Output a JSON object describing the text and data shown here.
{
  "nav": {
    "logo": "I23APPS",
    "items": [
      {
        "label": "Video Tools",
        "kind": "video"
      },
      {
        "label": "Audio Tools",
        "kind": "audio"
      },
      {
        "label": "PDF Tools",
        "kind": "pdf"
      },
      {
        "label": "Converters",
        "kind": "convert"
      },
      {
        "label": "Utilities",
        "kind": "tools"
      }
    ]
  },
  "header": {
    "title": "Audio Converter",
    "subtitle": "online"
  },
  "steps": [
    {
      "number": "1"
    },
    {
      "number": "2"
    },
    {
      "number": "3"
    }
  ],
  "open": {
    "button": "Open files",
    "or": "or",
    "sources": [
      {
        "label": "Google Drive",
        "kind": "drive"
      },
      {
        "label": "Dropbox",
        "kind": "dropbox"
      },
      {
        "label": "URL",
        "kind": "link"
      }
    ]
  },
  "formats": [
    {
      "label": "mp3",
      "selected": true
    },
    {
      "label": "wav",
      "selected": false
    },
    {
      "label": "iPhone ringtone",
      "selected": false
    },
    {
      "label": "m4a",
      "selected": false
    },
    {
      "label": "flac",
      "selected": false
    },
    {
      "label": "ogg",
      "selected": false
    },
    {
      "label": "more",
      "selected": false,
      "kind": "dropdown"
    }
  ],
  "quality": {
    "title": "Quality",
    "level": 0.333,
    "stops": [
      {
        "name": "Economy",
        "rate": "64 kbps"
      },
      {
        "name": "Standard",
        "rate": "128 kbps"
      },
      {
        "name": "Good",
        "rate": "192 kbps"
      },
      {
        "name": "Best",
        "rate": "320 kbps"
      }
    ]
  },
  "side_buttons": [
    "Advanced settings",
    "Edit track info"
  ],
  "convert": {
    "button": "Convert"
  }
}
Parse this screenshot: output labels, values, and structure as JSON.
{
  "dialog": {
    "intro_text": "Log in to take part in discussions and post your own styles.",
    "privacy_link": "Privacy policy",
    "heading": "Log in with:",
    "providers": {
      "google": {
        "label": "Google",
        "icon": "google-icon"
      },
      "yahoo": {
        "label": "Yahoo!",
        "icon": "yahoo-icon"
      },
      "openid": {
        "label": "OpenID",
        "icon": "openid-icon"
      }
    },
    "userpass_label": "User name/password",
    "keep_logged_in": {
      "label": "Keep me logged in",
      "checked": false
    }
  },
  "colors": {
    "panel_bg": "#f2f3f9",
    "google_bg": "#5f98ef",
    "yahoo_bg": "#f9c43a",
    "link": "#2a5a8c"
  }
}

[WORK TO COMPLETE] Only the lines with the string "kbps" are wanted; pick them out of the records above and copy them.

[SOLUTION FOR THIS EXERCISE]
        "rate": "64 kbps"
        "rate": "128 kbps"
        "rate": "192 kbps"
        "rate": "320 kbps"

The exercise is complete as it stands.